As reported by WSJ’s Max Colchester, Jason Douglas and Ainsley Thomson, Former Barclays Chief Executive Robert Diamond sought to cast doubts about the behavior of other banks during a marathon session with U.K. lawmakers looking into an unfolding interest-rate scandal.
In a carefully choreographed performance, the 60-year-old American appeared to dodge questions over how it was possible he wasn’t aware of the attempted manipulation of a key interbank lending rate by his top traders at the bank.
Instead, he questioned how banks that were part-nationalized during the height of the 2008 global financial crisis, such as Royal Bank of Scotland Group PLC and Lloyds Banking Group PLC., were able to claim cheaper borrowing costs than Barclays and said he feared the government would step in to take over part of his bank, too.
He also denied that he had any knowledge that traders at the bank tried to rig the rates to pad the bank’s profits until official investigations began. The revelations he said, “made me feel physically sick.”

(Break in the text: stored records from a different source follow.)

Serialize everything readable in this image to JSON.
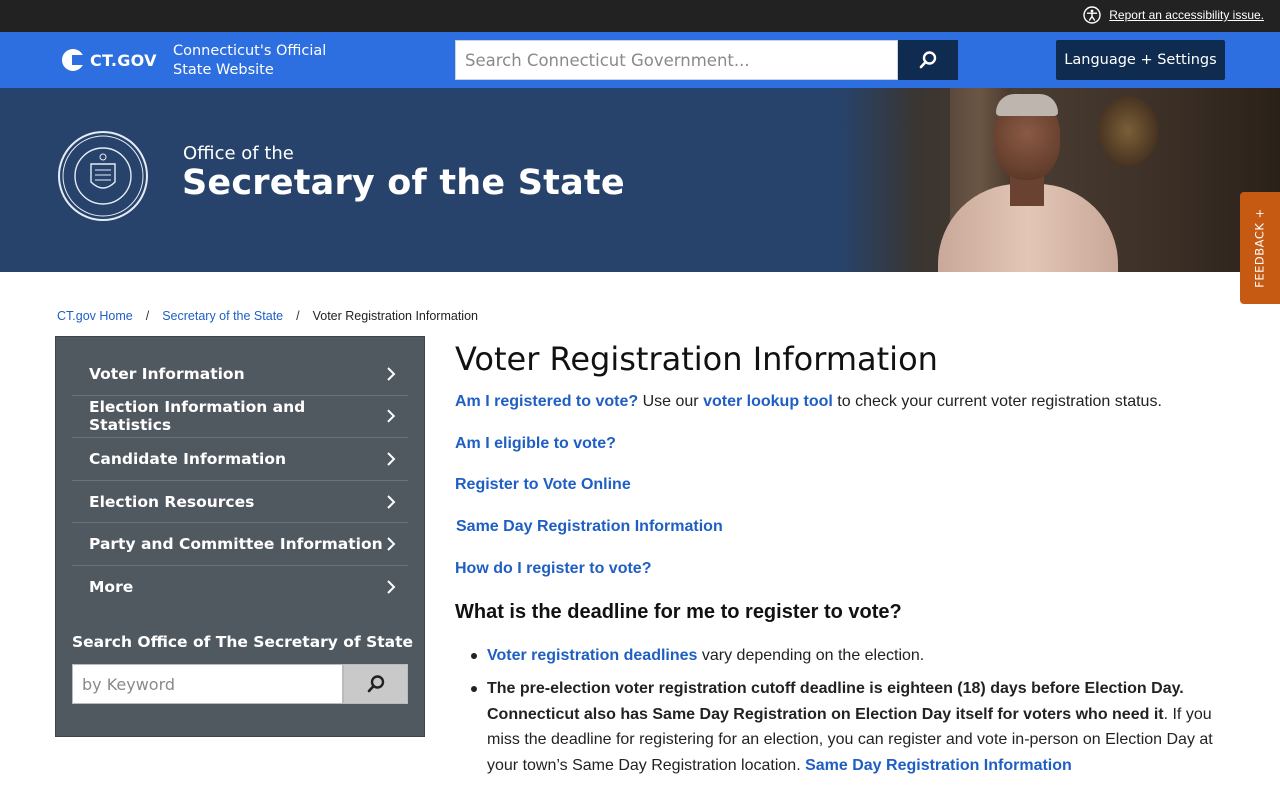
{
  "utility_bar": {
    "accessibility_link": "Report an accessibility issue."
  },
  "ct_header": {
    "logo_text": "CT.GOV",
    "tagline_line1": "Connecticut's Official",
    "tagline_line2": "State Website",
    "search_placeholder": "Search Connecticut Government...",
    "language_button": "Language + Settings",
    "brand_color": "#2d6ee0"
  },
  "hero": {
    "office_of": "Office of the",
    "title": "Secretary of the State"
  },
  "feedback_tab": "FEEDBACK +",
  "breadcrumb": {
    "home": "CT.gov Home",
    "section": "Secretary of the State",
    "current": "Voter Registration Information"
  },
  "sidebar": {
    "items": [
      {
        "label": "Voter Information"
      },
      {
        "label": "Election Information and Statistics"
      },
      {
        "label": "Candidate Information"
      },
      {
        "label": "Election Resources"
      },
      {
        "label": "Party and Committee Information"
      },
      {
        "label": "More"
      }
    ],
    "search_title": "Search Office of The Secretary of State",
    "search_placeholder": "by Keyword"
  },
  "main": {
    "title": "Voter Registration Information",
    "line1_link1": "Am I registered to vote?",
    "line1_text1": " Use our ",
    "line1_link2": "voter lookup tool",
    "line1_text2": " to check your current voter registration status.",
    "link_eligible": "Am I eligible to vote?",
    "link_register_online": "Register to Vote Online",
    "link_same_day": "Same Day Registration Information",
    "link_how_register": "How do I register to vote?",
    "deadline_heading": "What is the deadline for me to register to vote?",
    "bullet1_link": "Voter registration deadlines",
    "bullet1_text": " vary depending on the election.",
    "bullet2_bold": "The pre-election voter registration cutoff deadline is eighteen (18) days before Election Day. Connecticut also has Same Day Registration on Election Day itself for voters who need it",
    "bullet2_text": ". If you miss the deadline for registering for an election, you can register and vote in-person on Election Day at your town’s Same Day Registration location. ",
    "bullet2_link": "Same Day Registration Information"
  },
  "colors": {
    "link": "#1f5fc4",
    "hero_bg": "#27436b",
    "dark_button": "#0f2b50",
    "sidebar_bg": "#505860",
    "feedback": "#c65a12"
  }
}
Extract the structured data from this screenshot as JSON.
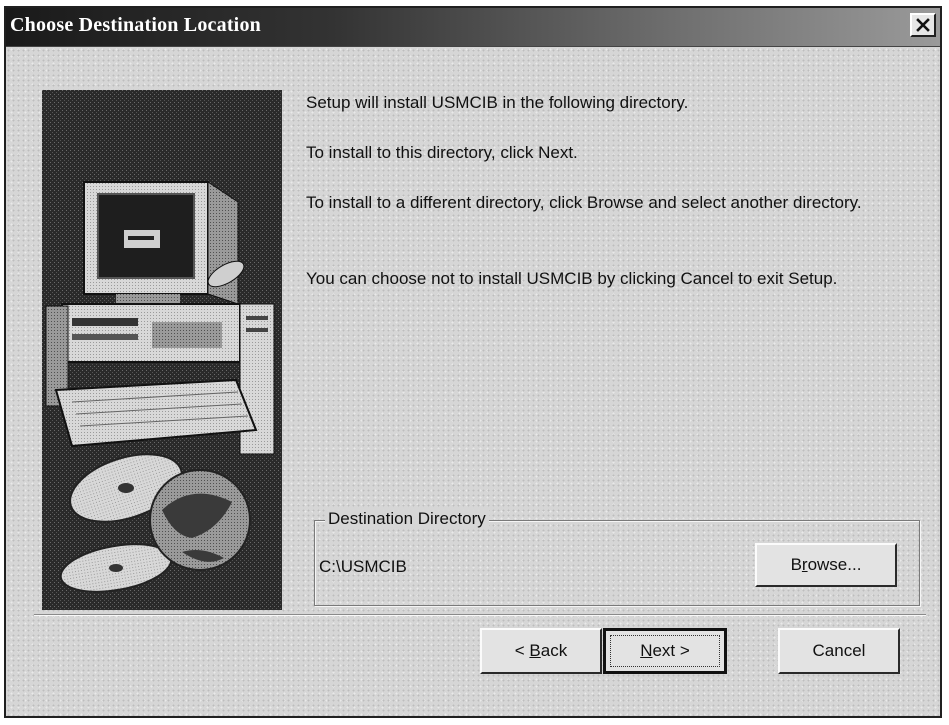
{
  "window": {
    "title": "Choose Destination Location"
  },
  "icons": {
    "close": "close-icon",
    "illustration": "computer-setup-illustration"
  },
  "messages": [
    "Setup will install USMCIB in the following directory.",
    "To install to this directory, click Next.",
    "To install to a different directory, click Browse and select another directory.",
    "You can choose not to install USMCIB by clicking Cancel to exit Setup."
  ],
  "destination": {
    "group_label": "Destination Directory",
    "path": "C:\\USMCIB",
    "browse_label_pre": "B",
    "browse_label_u": "r",
    "browse_label_post": "owse..."
  },
  "buttons": {
    "back_pre": "< ",
    "back_u": "B",
    "back_post": "ack",
    "next_u": "N",
    "next_post": "ext >",
    "cancel": "Cancel"
  }
}
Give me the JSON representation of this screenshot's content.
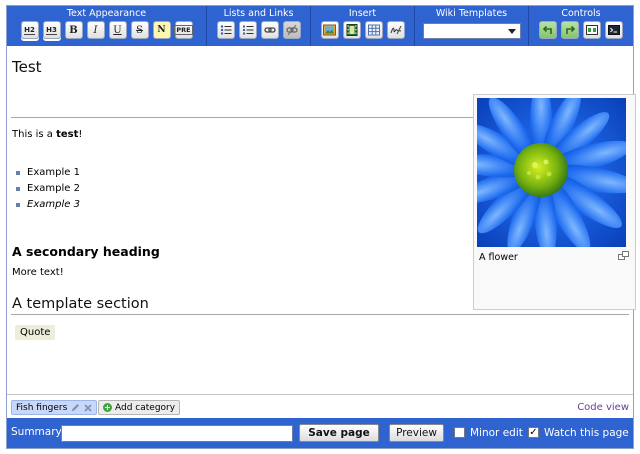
{
  "toolbar": {
    "groups": {
      "text_appearance": "Text Appearance",
      "lists_links": "Lists and Links",
      "insert": "Insert",
      "wiki_templates": "Wiki Templates",
      "controls": "Controls"
    },
    "buttons": {
      "h2": "H2",
      "h3": "H3",
      "bold": "B",
      "italic": "I",
      "underline": "U",
      "strike": "S",
      "nowiki": "N",
      "pre": "PRE"
    },
    "template_select_value": ""
  },
  "page": {
    "title": "Test",
    "intro_prefix": "This is a ",
    "intro_bold": "test",
    "intro_suffix": "!",
    "list_items": [
      "Example 1",
      "Example 2",
      "Example 3"
    ],
    "secondary_heading": "A secondary heading",
    "more_text": "More text!",
    "template_section_heading": "A template section",
    "quote_label": "Quote",
    "image_caption": "A flower"
  },
  "categories": {
    "items": [
      "Fish fingers"
    ],
    "add_label": "Add category",
    "code_view": "Code view"
  },
  "summary": {
    "label": "Summary:",
    "value": "",
    "save_label": "Save page",
    "preview_label": "Preview",
    "minor_edit_label": "Minor edit",
    "minor_edit_checked": false,
    "watch_label": "Watch this page",
    "watch_checked": true
  },
  "colors": {
    "toolbar_bg": "#2f63cf",
    "link_purple": "#6a3d9a",
    "category_bg": "#c8d8f8"
  }
}
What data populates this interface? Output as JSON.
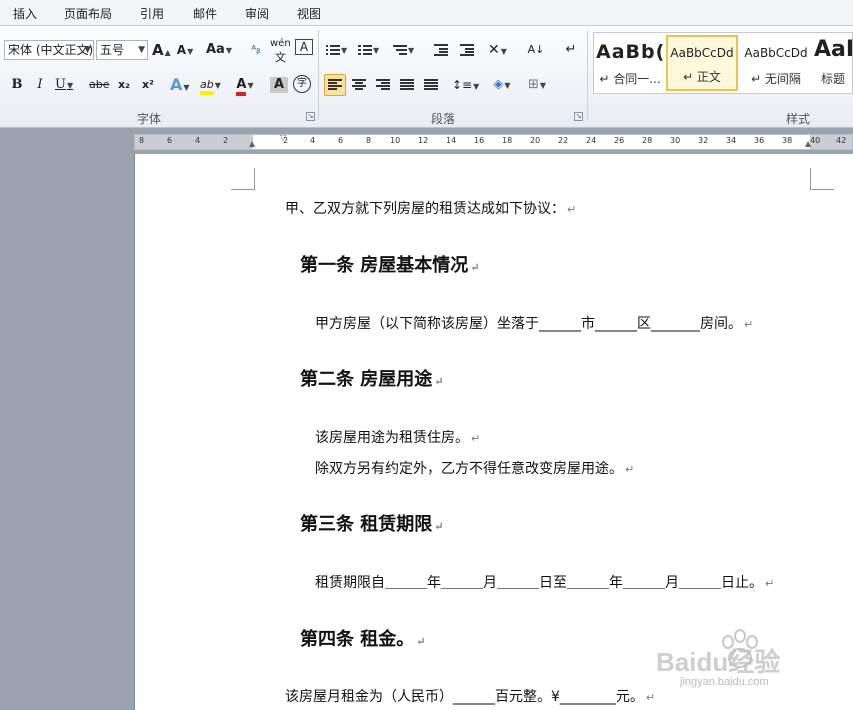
{
  "menu": {
    "tabs": [
      "插入",
      "页面布局",
      "引用",
      "邮件",
      "审阅",
      "视图"
    ]
  },
  "font_group": {
    "font_name": "宋体 (中文正文)",
    "font_size": "五号",
    "grow": "A",
    "shrink": "A",
    "change_case": "Aa",
    "phonetic": "wén",
    "border_char": "A",
    "bold": "B",
    "italic": "I",
    "underline": "U",
    "strike": "abe",
    "subscript": "x₂",
    "superscript": "x²",
    "effects": "A",
    "highlight": "ab",
    "font_color": "A",
    "char_shading": "A",
    "enclose": "字",
    "label": "字体"
  },
  "paragraph_group": {
    "label": "段落"
  },
  "styles_group": {
    "label": "样式",
    "items": [
      {
        "sample": "AaBb(",
        "name": "↵ 合同一..."
      },
      {
        "sample": "AaBbCcDd",
        "name": "↵ 正文"
      },
      {
        "sample": "AaBbCcDd",
        "name": "↵ 无间隔"
      },
      {
        "sample": "AaI",
        "name": "标题"
      }
    ]
  },
  "ruler": {
    "ticks": [
      "8",
      "6",
      "4",
      "2",
      "2",
      "4",
      "6",
      "8",
      "10",
      "12",
      "14",
      "16",
      "18",
      "20",
      "22",
      "24",
      "26",
      "28",
      "30",
      "32",
      "34",
      "36",
      "38",
      "40",
      "42"
    ]
  },
  "document": {
    "intro": "甲、乙双方就下列房屋的租赁达成如下协议：",
    "article1_title": "第一条 房屋基本情况",
    "article1_text": "甲方房屋（以下简称该房屋）坐落于______市______区_______房间。",
    "article2_title": "第二条 房屋用途",
    "article2_text1": "该房屋用途为租赁住房。",
    "article2_text2": "除双方另有约定外，乙方不得任意改变房屋用途。",
    "article3_title": "第三条 租赁期限",
    "article3_text": "租赁期限自＿＿＿年＿＿＿月＿＿＿日至＿＿＿年＿＿＿月＿＿＿日止。",
    "article4_title": "第四条 租金。",
    "article4_text": "该房屋月租金为（人民币）______百元整。¥________元。",
    "para_mark": "↵"
  },
  "watermark": {
    "brand": "Baidu经验",
    "url": "jingyan.baidu.com"
  },
  "colors": {
    "ribbon_bg": "#eef1f5",
    "active_button": "#fbe29b",
    "selected_style_border": "#f1c14c",
    "font_color_red": "#e02020",
    "highlight_yellow": "#ffee00"
  }
}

Tuesday, Barclays published a note written by Mr. Diamond in 2008 suggesting that a top Bank of England official, Paul Tucker, under pressure from the U.K. government, may have tacitly encouraged the bank to lower its submissions to a panel that sets the London interbank lending rate.